Required work
Search the entries below for the string "check" and copy the lines that hold it.

(Records supplied)

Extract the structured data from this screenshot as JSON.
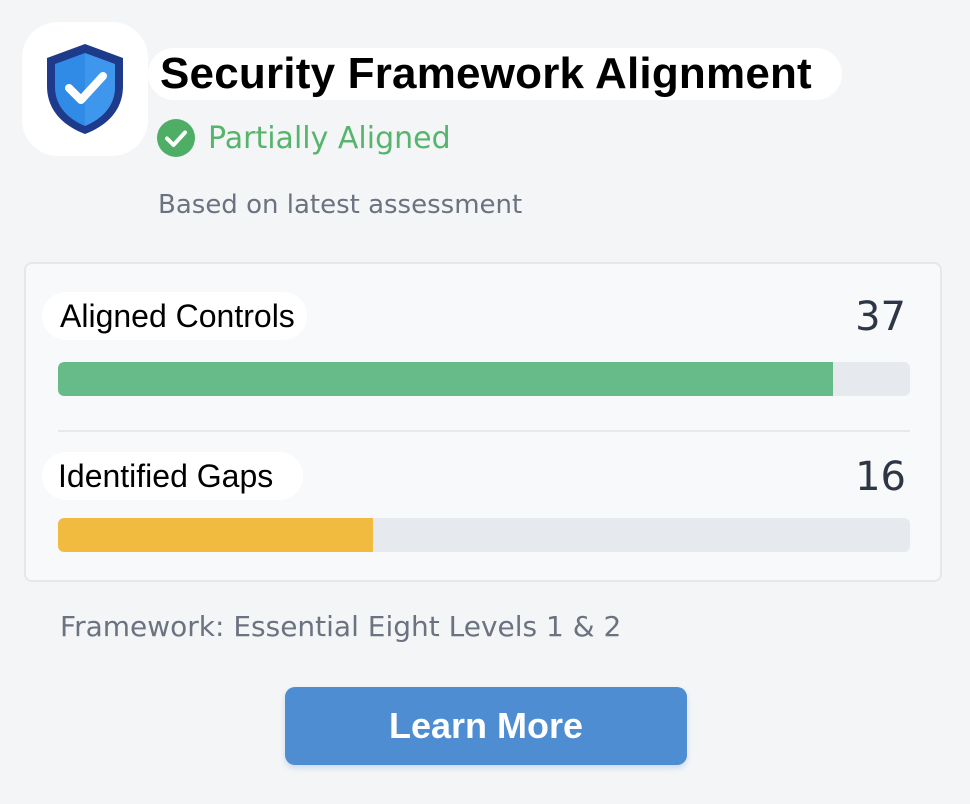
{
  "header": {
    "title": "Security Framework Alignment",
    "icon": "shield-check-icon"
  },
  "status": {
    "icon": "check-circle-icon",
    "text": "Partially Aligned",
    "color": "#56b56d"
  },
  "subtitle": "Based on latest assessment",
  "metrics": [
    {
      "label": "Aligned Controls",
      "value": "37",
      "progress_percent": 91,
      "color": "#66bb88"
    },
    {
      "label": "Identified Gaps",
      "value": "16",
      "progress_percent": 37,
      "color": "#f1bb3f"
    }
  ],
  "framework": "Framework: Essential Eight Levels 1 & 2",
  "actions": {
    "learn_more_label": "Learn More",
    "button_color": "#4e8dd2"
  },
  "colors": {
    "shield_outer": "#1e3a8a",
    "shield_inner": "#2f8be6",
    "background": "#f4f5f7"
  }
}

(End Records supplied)

Result of the exercise
    "icon": "shield-check-icon"
    "icon": "check-circle-icon",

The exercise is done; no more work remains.